* [Goal of the exercise]: Your task is to work out how many lines in the data include the word "more". Reply with the number alone.

* [Dataset records]:
Segment Open

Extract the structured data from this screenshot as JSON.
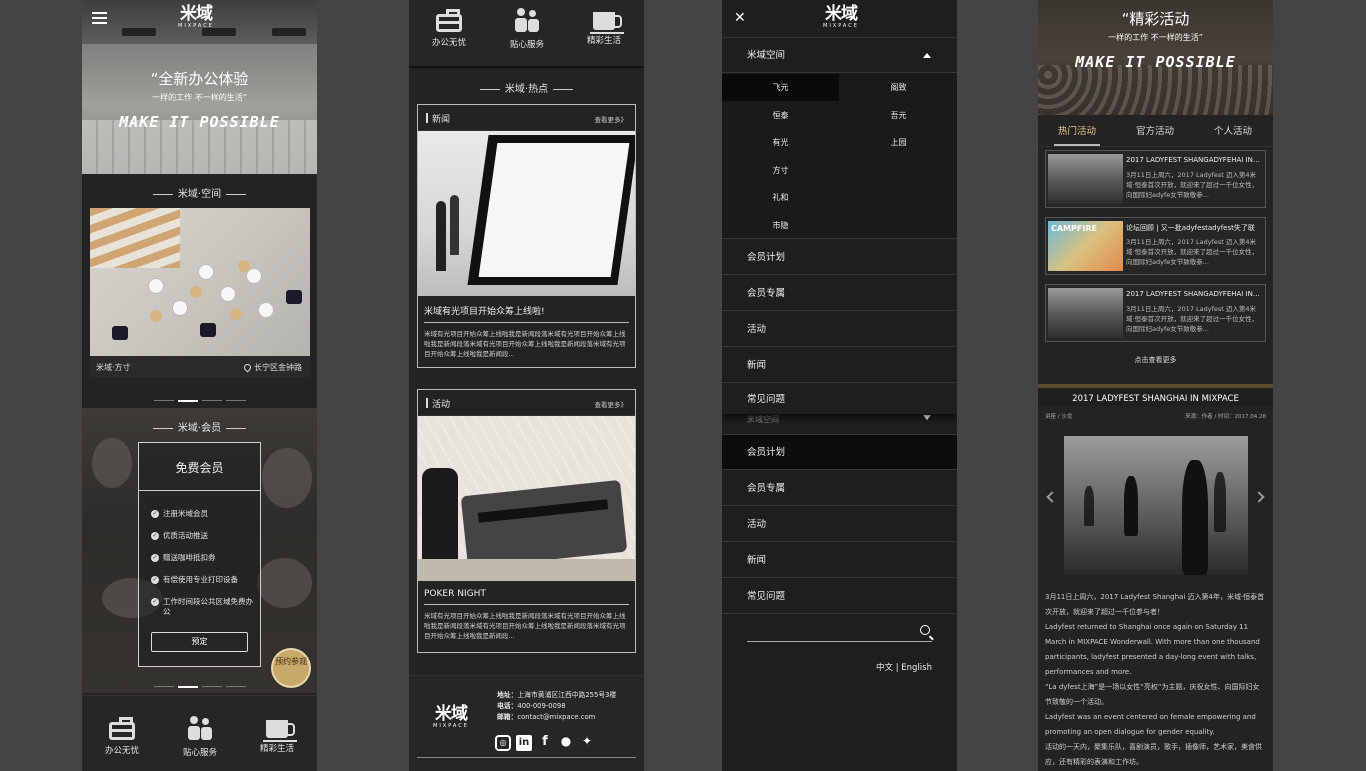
{
  "panel1": {
    "logo_main": "米域",
    "logo_sub": "MIXPACE",
    "hero_title": "“全新办公体验",
    "hero_sub": "一样的工作 不一样的生活”",
    "hero_script": "MAKE IT POSSIBLE",
    "space_section": "米域·空间",
    "space_name": "米域·方寸",
    "space_location": "长宁区金钟路",
    "member_section": "米域·会员",
    "member_card_title": "免费会员",
    "benefits": [
      "注册米域会员",
      "优质活动推送",
      "赠送咖啡抵扣券",
      "有偿使用专业打印设备",
      "工作时间段公共区域免费办公"
    ],
    "reserve_button": "预定",
    "book_visit": "预约参观",
    "nav": [
      "办公无忧",
      "贴心服务",
      "精彩生活"
    ]
  },
  "panel2": {
    "nav": [
      "办公无忧",
      "贴心服务",
      "精彩生活"
    ],
    "hot_section": "米域·热点",
    "news": {
      "header": "新闻",
      "more": "查看更多》",
      "title": "米域有光项目开始众筹上线啦!",
      "text": "米域有光项目开始众筹上线啦我是新闻段落米域有光项目开始众筹上线啦我是新闻段落米域有光项目开始众筹上线啦我是新闻段落米域有光项目开始众筹上线啦我是新闻段..."
    },
    "activity": {
      "header": "活动",
      "more": "查看更多》",
      "title": "POKER NIGHT",
      "text": "米域有光项目开始众筹上线啦我是新闻段落米域有光项目开始众筹上线啦我是新闻段落米域有光项目开始众筹上线啦我是新闻段落米域有光项目开始众筹上线啦我是新闻段..."
    },
    "footer": {
      "logo_main": "米域",
      "logo_sub": "MIXPACE",
      "address_label": "地址：",
      "address": "上海市黄浦区江西中路255号3楼",
      "phone_label": "电话：",
      "phone": "400-009-0098",
      "email_label": "邮箱：",
      "email": "contact@mixpace.com"
    }
  },
  "panel3": {
    "logo_main": "米域",
    "logo_sub": "MIXPACE",
    "space_menu": "米域空间",
    "spaces": [
      "飞元",
      "阁致",
      "恒泰",
      "吾元",
      "有光",
      "上园",
      "方寸",
      "礼和",
      "市隐"
    ],
    "menu": [
      "会员计划",
      "会员专属",
      "活动",
      "新闻",
      "常见问题"
    ],
    "space_menu_overlap": "米域空间",
    "menu2": [
      "会员计划",
      "会员专属",
      "活动",
      "新闻",
      "常见问题"
    ],
    "lang_zh": "中文",
    "lang_sep": "|",
    "lang_en": "English"
  },
  "panel4": {
    "hero_title": "“精彩活动",
    "hero_sub": "一样的工作 不一样的生活”",
    "hero_script": "MAKE IT POSSIBLE",
    "tabs": [
      "热门活动",
      "官方活动",
      "个人活动"
    ],
    "activities": [
      {
        "title": "2017 LADYFEST SHANGADYFEHAI IN MIXPACE",
        "desc": "3月11日上周六，2017 Ladyfest 迈入第4米域·恒泰首次开放，就迎来了超过一千位女性，向国际妇adyfe女节致敬参..."
      },
      {
        "title": "论坛回顾 | 又一批adyfestadyfest失了联",
        "desc": "3月11日上周六，2017 Ladyfest 迈入第4米域·恒泰首次开放，就迎来了超过一千位女性，向国际妇adyfe女节致敬参..."
      },
      {
        "title": "2017 LADYFEST SHANGADYFEHAI IN MIXPACE",
        "desc": "3月11日上周六，2017 Ladyfest 迈入第4米域·恒泰首次开放，就迎来了超过一千位女性，向国际妇adyfe女节致敬参..."
      }
    ],
    "camp_text": "CAMPFIRE",
    "more": "点击查看更多",
    "article_title": "2017 LADYFEST SHANGHAI IN MIXPACE",
    "meta_left": "讲座 / 沙龙",
    "meta_right": "来源：作者 / 时间：2017.04.28",
    "body": [
      "3月11日上周六，2017 Ladyfest Shanghai 迈入第4年，米域·恒泰首次开放，就迎来了超过一千位参与者！",
      "Ladyfest returned to Shanghai once again on Saturday 11 March in MIXPACE Wonderwall. With more than one thousand participants, ladyfest presented a day-long event with talks, performances and more.",
      "“La dyfest上海”是一场以女性“亮权”为主题，庆祝女性、向国际妇女节致敬的一个活动。",
      "Ladyfest was an event centered on female empowering and promoting an open dialogue for gender equality.",
      "活动的一天内，聚集乐队，喜剧演员，歌手，插像师，艺术家，美食供应，还有精彩的表演和工作坊。"
    ]
  }
}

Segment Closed

* [Exercise output]: 4